Los Angeles, CA (Law Firm Newswire) November 14, 2011 - Moviegoers seek out art house cinemas to watch unique and rare films that are usually not played at the big chain movie theatres. These independent theaters typically balance special movies with some of the big blockbusters to make the finances work. In Palm Desert, California a dispute is brewing between the Palme d'Or movie theatre and Cinemark’s 15-screen River Cinema a few minutes away in Rancho Mirage. The lawsuit alleges that Cinemark is practicing circuit dealing, wherein a theater chain uses its size and power to block distributors from booking films at rival movie theaters.
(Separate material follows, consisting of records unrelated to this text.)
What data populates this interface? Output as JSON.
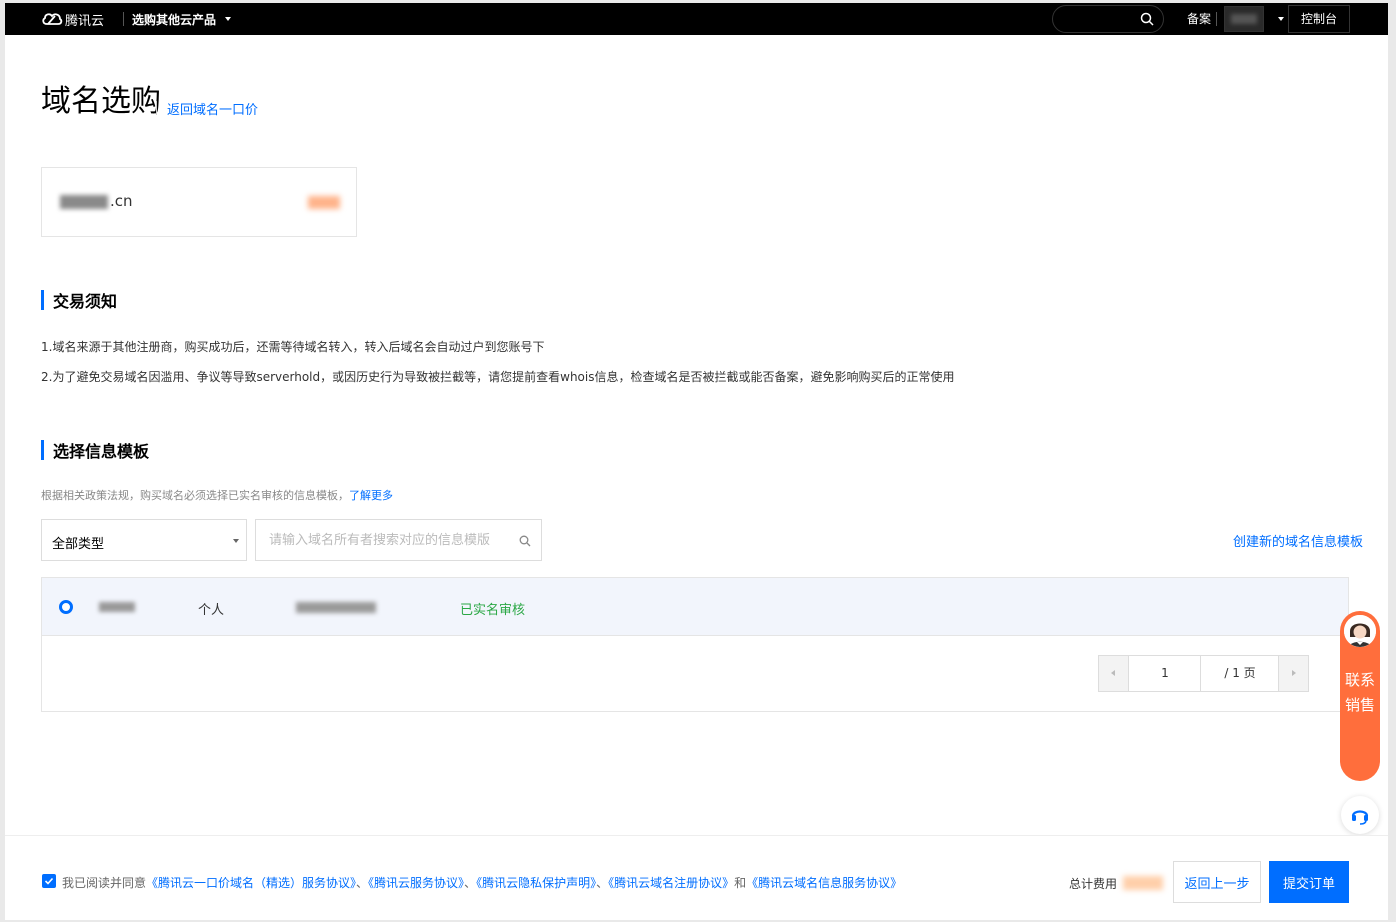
{
  "nav": {
    "brand": "腾讯云",
    "product_menu": "选购其他云产品",
    "search_placeholder": "",
    "beian": "备案",
    "console": "控制台"
  },
  "page": {
    "title": "域名选购",
    "back_link": "返回域名一口价"
  },
  "domain": {
    "tld": ".cn"
  },
  "notice": {
    "title": "交易须知",
    "items": [
      "1.域名来源于其他注册商，购买成功后，还需等待域名转入，转入后域名会自动过户到您账号下",
      "2.为了避免交易域名因滥用、争议等导致serverhold，或因历史行为导致被拦截等，请您提前查看whois信息，检查域名是否被拦截或能否备案，避免影响购买后的正常使用"
    ]
  },
  "template": {
    "title": "选择信息模板",
    "hint": "根据相关政策法规，购买域名必须选择已实名审核的信息模板，",
    "hint_link": "了解更多",
    "type_select": "全部类型",
    "search_placeholder": "请输入域名所有者搜索对应的信息模版",
    "create_link": "创建新的域名信息模板",
    "rows": [
      {
        "type": "个人",
        "status": "已实名审核"
      }
    ],
    "pager": {
      "current": "1",
      "total": "/ 1 页"
    }
  },
  "contact": {
    "text": "联系销售"
  },
  "footer": {
    "agree_prefix": "我已阅读并同意",
    "agree_links": [
      "《腾讯云一口价域名（精选）服务协议》",
      "《腾讯云服务协议》",
      "《腾讯云隐私保护声明》",
      "《腾讯云域名注册协议》",
      "《腾讯云域名信息服务协议》"
    ],
    "sep": "、",
    "and": "和",
    "total_label": "总计费用",
    "back_button": "返回上一步",
    "submit_button": "提交订单"
  },
  "colors": {
    "accent": "#006eff",
    "success": "#2ba745",
    "contact": "#ff6e3c"
  }
}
“The Supreme Court banned this practice in 1948 as it hurts the consumer and goes against antitrust laws,” said Los Angeles entertainment attorney Anthony Spotora. “This case was originally dismissed, but on appeal it poses to be a very interesting examination of the movie distribution industry.”
Palme d'Or also accuses Cinemark of clearance, which is legal but also stifles consumer choice. Movie theatres, and particularly chain establishments, get clearance, or exclusive rights to show a movie within a two to three mile range. The owners of the Palme d'Or claim that in the past they were blocked from showing "Kill Bill," "The Da Vinci Code," "Cinderella Man," and "Valentine's Day." After filing the suit in 2006 some of the issues eased, but not all.
Cinemark, AMC Entertainment, Regal Entertainment, and Carmike Cinemas own close to 50 percent of the movie screens across the nation. They have allegedly strong-armed distributors to not play their films if other smaller movie theaters were also allowed to show the films.
“What is troubling is that one of Palme’s owners, Alise Benjamin who co-produced ‘Ray’, could not even get Universal Pictures to let them show the film she helped create,” said Spotora. “These disputes need to be heard by the courts so that the movie industry and the public know what is legal and what wrongdoing is being done behind the scene.”
Cinemark states that its business practices are in accordance with the law. Cinephiles just want equal access to independent films and must-see blockbusters, no matter if the city they live in is big like Los Angeles or cozy like Palm Desert.
To learn more about the Los Angeles entertainment lawyer or Los Angeles business lawyer Anthony Spotora, visit http://www.spotoralaw.com/.
Law Offices of Spotora & Associates, P.C.
1801 Century Park East, 24th Floor
Los Angeles, California 90067-2302
Call: (310) 556.9641